  3. Julie,

    It sounds like the VP was a piece of work. Effective communication is a must in order for a project to be successful. Why would the VP want to be the project manager of the project when he/she was the one that initiated? Like you said that is a bad idea from the start. What was the purpose of asking for help if the VP was not going to utilize the help? It sounds like a project that I would not wanted to be a part of. Dr. Charles Murphy states that a project manager should be able to plan, reiterate, organize, delegate, understand, communicate, and evaluate (Murphy, 1994). It sounds like this VP did not have any of these traits.
    Murphy, C. (1994). Utilizing project management techniques in the design of instructional materials. Performance & Instruction, 33(3), 9–11.
    Copyright by John Wiley & Sons, Inc. Used by permission via the Copyright Clearance Center.

  4. Hi Julie,

    The example you shared as a post-mortem report explains how in order to achieve personal gain a person can literally destroy any chance of their organization becoming a better service provider for their customers. Retrospectives and post mortems are useful exercises to not only review project metrics, pitfalls and successes, but as a way to allow the team to openly discuss their thoughts and perspectives of the project (Drinkwater, 2011). Even if it’s just a closing review of what went wrong, a project review can provide the involved project team to vocalize their about the project and maybe work out a new project plan.


    Drinkwater, A. (2011, October 20). Project Baggage. Retrieved from

  5. Julie, it must have been frustrating to be involved in a project where initial input was not welcomed by the project manager. According to our text, it is critical to identify your project’s process for submitting, logging, approving, and adopting change requests. The authors go on to explain that by defining this process early in the planning stage, the same rules and expectations are communicated to all project participants and Stakeholders. The benefit is that including the core team members in this process and planning for their input also helps to reinforce that this is their project (Portney, 2012).

    The key factor missing in this project that contributed to its failure was the lack of a well-defined “communication plan”. This element is referred to in all project management resources as critical to the outcome of the project, yet some project managers neglect to give adequate attention to this critical area. If you want your project to succeed and be visible throughout its life, Michael Greer recommends that all project managers “communicate, communicate, communicate, and then communicate some more” (Greer, 2010). He outlines its purpose as a method of documenting information about project based upon pre-determined goals and objectives dictated by the Stakeholders. He offers an important piece of advice, “Listen to what the recipients want. Listen to input from the core team and use it to give them what they want the way they want it. It will elicit their support for the duration of the project.”

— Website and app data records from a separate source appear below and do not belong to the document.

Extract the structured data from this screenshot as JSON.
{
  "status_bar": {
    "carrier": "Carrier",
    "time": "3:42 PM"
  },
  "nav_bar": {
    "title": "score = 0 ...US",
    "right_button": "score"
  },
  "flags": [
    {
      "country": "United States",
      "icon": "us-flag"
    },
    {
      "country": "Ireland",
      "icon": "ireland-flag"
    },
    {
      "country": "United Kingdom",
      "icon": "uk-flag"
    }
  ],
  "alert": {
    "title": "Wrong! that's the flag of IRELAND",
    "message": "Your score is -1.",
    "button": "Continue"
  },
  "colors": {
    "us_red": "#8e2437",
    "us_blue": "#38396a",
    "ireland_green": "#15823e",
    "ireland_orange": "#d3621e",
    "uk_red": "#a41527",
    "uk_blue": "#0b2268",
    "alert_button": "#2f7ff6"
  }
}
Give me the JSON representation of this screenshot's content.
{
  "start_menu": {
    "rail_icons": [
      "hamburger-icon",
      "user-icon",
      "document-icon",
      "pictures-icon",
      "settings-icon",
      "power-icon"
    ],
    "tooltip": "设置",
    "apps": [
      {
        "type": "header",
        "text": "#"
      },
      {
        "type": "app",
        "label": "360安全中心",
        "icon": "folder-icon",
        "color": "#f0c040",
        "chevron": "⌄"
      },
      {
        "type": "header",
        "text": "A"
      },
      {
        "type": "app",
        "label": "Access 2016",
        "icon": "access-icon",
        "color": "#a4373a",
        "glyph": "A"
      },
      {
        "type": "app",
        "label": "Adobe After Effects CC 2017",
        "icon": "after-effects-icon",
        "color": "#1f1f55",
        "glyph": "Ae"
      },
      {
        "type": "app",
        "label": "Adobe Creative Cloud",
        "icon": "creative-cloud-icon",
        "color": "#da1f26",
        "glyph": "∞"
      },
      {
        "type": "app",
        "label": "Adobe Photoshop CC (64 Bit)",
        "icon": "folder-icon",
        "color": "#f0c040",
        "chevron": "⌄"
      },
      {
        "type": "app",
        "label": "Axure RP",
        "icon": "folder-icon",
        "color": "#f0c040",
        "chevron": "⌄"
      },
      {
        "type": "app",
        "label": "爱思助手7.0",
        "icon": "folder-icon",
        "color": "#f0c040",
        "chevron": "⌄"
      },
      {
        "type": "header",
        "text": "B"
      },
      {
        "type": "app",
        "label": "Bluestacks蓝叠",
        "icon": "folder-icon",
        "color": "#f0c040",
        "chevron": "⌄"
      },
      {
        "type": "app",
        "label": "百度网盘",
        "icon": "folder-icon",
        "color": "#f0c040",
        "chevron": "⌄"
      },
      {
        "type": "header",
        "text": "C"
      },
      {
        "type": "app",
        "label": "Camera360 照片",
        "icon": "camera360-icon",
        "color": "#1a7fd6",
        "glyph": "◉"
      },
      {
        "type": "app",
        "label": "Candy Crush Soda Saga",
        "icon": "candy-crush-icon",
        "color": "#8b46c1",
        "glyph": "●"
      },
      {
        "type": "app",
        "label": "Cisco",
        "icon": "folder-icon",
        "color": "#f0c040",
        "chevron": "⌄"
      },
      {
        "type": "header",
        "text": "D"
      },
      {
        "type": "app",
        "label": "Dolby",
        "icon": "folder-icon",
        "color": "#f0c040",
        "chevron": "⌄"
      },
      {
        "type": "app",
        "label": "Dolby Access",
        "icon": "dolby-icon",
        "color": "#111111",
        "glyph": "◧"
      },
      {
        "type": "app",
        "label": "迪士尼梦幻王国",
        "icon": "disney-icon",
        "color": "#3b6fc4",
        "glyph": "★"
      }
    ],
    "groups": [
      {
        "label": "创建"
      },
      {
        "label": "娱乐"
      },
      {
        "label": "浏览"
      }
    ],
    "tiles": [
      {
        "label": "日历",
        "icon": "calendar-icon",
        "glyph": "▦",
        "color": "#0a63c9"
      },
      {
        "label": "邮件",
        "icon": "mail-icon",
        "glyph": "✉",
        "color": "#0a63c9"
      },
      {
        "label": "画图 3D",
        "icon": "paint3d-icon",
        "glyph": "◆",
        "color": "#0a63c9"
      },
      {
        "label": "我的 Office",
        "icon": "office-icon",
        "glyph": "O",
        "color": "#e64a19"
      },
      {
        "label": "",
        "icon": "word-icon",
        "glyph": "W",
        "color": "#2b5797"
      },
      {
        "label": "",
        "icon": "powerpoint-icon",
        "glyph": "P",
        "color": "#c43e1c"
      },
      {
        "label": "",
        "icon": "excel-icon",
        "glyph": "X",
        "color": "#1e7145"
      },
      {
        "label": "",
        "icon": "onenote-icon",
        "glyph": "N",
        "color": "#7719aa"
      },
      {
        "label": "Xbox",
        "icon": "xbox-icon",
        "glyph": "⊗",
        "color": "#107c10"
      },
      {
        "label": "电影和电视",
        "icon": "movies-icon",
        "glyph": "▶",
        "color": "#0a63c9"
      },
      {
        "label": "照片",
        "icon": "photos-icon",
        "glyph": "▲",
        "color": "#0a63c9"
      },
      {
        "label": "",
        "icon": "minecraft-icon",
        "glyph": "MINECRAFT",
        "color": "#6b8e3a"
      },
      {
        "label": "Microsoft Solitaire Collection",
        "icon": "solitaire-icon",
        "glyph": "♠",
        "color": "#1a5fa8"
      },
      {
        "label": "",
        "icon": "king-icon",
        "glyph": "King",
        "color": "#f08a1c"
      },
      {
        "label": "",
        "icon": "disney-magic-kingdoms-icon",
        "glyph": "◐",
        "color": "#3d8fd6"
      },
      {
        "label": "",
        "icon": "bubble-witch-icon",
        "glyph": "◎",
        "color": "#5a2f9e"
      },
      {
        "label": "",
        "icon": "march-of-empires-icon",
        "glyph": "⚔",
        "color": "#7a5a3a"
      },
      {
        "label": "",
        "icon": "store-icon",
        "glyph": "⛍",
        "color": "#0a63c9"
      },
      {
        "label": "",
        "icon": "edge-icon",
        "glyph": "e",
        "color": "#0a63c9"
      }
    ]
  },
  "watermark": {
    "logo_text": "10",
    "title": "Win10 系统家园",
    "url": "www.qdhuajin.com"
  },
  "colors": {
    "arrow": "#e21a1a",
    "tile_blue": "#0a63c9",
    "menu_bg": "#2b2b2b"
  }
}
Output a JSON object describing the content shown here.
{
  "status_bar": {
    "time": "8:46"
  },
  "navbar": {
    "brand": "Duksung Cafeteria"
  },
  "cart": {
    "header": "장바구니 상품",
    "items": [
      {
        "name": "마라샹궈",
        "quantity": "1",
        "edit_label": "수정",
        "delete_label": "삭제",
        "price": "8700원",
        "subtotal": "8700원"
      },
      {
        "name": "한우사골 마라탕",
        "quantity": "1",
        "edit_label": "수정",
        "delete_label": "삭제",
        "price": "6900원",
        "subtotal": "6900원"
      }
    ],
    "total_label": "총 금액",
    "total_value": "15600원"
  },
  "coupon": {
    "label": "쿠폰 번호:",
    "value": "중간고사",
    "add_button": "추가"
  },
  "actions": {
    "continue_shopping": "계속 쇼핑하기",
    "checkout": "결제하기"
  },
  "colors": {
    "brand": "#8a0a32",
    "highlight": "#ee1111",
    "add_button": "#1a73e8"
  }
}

    Retrieved from

    Greer, M. (2010). The project management minimalist: Just enough PM to rock your projects! (Laureate custom ed.). Baltimore: Laureate Education, Inc.

    Larson & Larson (n.d.). Exploring the PMBOX guide”. Retrieved from

    Portny, S., Mantel, S., Meredith, J., Shafer, S., Kramer, B.,& Sutton, M.(2008. Project management: Planning, scheduling, and controlling projects. John Wiley & Sons, Inc.,Hoboken, NJ.

  6. I love the picture, and I think every company has a personality like this. The type that wants to make a name for themselves or just increase their power and control over others. I kind think of several people who won't ask for help because they want to be crucial and valuable and they think that if we need them their job will be safe. It makes life very difficult when you have to work with someone like this.